Start of Entries shown
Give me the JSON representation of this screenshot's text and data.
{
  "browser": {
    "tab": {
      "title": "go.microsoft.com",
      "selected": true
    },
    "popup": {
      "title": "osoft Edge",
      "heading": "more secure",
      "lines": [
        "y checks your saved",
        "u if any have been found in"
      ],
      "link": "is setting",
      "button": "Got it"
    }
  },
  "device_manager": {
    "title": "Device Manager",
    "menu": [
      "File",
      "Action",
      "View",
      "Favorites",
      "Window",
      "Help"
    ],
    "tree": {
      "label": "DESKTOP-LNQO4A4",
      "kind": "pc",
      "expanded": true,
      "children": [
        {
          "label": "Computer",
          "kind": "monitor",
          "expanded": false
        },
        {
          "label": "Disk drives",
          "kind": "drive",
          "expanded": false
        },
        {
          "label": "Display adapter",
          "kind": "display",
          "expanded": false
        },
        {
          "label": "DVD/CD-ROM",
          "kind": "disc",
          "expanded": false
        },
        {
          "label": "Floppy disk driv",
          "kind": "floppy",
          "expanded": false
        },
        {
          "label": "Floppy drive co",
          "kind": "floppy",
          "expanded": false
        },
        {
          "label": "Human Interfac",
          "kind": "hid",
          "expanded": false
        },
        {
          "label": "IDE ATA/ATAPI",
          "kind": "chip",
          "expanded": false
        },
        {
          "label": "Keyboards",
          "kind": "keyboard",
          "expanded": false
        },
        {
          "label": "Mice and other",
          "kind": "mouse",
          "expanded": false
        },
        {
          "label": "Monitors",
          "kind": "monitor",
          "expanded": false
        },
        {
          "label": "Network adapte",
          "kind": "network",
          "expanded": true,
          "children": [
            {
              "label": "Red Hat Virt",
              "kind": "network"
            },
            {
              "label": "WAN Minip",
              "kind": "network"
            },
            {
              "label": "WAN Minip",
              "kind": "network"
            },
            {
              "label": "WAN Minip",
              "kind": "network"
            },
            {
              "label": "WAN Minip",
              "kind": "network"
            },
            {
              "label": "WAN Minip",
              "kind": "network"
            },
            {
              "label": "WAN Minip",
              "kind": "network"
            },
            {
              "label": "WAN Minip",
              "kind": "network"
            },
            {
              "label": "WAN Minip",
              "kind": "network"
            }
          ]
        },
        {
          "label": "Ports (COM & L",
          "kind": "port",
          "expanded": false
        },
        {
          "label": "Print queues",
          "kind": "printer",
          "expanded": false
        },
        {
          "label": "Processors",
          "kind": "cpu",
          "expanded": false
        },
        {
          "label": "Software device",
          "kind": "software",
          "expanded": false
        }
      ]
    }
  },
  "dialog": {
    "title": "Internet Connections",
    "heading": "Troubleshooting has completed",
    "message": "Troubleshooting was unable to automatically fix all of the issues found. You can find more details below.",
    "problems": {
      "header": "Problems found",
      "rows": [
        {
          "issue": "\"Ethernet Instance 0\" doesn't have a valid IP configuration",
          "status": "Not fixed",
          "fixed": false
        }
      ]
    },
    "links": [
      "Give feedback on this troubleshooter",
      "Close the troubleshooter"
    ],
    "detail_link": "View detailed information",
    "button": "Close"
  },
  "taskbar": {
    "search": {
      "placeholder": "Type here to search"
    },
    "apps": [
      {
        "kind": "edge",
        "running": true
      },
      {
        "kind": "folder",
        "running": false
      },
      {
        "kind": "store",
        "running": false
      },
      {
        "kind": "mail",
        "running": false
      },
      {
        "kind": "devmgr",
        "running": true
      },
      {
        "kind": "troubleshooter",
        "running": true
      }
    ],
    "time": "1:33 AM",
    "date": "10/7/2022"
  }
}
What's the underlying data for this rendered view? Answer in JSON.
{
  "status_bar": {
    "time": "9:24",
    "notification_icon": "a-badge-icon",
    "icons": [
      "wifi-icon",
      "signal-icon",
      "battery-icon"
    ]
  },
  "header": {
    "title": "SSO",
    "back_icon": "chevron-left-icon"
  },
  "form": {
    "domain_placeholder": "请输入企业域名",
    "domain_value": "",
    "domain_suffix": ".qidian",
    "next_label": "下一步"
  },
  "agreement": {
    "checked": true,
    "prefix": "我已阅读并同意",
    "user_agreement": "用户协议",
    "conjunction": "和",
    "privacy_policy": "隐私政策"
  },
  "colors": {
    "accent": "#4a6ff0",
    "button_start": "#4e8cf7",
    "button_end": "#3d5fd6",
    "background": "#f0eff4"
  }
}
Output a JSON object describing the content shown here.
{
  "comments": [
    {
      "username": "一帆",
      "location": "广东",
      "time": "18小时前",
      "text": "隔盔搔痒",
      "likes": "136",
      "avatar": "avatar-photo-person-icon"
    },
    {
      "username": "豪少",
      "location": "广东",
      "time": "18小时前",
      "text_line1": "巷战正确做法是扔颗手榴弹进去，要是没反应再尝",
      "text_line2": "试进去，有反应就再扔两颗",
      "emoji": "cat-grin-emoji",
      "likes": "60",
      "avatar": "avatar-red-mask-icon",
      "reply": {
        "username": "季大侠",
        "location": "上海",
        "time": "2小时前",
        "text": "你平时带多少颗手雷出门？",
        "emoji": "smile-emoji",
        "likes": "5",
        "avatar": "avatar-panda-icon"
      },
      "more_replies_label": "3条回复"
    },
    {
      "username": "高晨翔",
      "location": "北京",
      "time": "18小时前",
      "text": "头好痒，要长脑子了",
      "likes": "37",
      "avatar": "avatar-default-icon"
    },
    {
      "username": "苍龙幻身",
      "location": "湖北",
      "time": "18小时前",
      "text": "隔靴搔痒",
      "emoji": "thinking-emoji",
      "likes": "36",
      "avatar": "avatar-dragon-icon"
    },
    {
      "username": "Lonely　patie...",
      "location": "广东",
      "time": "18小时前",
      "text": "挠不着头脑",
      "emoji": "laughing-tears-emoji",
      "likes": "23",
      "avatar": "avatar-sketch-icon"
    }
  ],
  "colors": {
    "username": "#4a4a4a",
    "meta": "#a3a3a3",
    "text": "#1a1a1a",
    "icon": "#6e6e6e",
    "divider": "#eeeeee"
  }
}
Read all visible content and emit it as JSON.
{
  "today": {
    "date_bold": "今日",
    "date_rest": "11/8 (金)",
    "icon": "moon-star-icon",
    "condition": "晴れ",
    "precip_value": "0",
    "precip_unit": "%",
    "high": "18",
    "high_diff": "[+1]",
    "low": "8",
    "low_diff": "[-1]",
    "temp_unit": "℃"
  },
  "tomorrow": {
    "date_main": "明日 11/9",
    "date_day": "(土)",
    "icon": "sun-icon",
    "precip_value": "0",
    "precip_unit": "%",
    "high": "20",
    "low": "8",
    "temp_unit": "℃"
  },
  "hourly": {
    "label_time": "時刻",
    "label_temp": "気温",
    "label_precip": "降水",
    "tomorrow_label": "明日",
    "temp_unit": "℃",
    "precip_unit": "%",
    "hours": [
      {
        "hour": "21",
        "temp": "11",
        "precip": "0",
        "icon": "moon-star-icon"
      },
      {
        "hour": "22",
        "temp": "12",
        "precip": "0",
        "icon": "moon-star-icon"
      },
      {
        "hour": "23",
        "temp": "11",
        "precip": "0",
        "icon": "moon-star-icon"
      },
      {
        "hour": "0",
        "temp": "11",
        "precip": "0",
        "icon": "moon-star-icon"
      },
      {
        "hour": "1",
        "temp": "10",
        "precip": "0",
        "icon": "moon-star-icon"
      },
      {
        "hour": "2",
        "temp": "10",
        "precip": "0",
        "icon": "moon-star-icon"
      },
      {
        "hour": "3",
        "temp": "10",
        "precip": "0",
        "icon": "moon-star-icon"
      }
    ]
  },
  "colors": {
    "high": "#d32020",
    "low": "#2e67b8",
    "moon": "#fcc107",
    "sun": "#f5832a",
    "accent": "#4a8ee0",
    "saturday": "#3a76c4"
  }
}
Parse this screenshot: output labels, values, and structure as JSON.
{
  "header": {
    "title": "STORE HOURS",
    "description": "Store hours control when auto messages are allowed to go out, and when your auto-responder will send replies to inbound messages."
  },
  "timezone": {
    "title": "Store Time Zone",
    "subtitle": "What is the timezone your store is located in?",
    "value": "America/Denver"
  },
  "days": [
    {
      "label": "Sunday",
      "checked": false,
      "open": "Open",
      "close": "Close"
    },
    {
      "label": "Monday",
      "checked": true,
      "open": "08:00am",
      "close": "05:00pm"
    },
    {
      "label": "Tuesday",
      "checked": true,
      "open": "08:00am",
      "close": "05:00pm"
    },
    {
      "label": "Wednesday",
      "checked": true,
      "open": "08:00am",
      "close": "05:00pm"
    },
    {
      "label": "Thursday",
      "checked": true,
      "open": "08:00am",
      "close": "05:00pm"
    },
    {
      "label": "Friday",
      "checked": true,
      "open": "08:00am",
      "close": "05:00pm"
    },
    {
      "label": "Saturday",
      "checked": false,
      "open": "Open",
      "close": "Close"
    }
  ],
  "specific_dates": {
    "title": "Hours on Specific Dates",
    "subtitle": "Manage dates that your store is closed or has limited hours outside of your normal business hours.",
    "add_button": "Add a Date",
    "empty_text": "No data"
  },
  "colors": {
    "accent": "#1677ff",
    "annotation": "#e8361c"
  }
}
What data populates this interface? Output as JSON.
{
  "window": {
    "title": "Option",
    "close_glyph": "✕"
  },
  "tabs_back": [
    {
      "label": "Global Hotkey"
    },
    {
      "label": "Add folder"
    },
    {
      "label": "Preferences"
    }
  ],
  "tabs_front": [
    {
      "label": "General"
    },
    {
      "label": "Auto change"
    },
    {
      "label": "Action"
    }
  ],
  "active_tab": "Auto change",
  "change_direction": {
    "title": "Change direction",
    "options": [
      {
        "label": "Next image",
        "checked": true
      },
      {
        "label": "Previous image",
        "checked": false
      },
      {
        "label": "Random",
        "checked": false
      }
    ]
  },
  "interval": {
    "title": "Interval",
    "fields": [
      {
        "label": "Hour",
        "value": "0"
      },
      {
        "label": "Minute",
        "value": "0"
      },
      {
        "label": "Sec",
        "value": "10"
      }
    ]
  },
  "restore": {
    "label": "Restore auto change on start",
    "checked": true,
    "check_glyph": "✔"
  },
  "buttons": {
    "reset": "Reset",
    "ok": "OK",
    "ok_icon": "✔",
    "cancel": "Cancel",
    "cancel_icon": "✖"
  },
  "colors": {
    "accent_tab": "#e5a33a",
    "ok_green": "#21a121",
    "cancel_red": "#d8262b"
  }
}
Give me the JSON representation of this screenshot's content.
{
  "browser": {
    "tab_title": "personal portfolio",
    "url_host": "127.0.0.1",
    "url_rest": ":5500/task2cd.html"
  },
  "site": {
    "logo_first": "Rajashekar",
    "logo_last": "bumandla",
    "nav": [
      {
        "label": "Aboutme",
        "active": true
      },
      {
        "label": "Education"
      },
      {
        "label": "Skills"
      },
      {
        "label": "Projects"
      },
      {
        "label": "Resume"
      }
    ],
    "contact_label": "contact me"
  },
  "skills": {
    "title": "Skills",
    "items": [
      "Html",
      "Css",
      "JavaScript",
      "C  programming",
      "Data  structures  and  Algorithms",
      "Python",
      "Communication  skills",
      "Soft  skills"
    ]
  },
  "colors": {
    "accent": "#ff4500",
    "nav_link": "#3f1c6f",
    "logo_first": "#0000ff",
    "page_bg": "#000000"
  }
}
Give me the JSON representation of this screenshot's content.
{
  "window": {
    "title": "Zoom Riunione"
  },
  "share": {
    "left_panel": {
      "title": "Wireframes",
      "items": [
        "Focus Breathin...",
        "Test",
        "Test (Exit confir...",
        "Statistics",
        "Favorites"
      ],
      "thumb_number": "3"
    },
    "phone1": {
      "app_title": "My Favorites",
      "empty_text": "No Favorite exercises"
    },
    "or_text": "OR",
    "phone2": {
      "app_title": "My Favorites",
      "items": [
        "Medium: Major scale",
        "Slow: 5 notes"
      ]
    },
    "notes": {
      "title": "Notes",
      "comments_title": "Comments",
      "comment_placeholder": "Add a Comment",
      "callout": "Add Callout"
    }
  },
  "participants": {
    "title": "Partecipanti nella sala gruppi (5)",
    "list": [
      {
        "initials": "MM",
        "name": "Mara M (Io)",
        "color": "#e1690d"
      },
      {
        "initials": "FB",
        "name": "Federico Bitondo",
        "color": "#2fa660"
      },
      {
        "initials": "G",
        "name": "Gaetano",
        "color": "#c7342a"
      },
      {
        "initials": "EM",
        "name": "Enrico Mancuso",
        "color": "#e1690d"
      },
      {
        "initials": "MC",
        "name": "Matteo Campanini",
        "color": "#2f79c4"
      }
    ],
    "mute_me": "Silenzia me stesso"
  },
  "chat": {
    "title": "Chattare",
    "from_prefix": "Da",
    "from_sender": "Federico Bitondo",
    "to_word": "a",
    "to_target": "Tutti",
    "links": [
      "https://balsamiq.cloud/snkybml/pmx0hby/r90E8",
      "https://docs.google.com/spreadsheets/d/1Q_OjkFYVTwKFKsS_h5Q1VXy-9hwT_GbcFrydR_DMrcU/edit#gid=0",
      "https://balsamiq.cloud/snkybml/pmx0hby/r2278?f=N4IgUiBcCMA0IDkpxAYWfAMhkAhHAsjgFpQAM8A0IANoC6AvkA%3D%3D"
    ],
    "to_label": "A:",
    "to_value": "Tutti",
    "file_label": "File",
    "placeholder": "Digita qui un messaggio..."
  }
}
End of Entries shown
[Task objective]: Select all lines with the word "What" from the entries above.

[Output of the exercise]:
What's the underlying data for this rendered view? Answer in JSON.
    "subtitle": "What is the timezone your store is located in?",
What data populates this interface? Output as JSON.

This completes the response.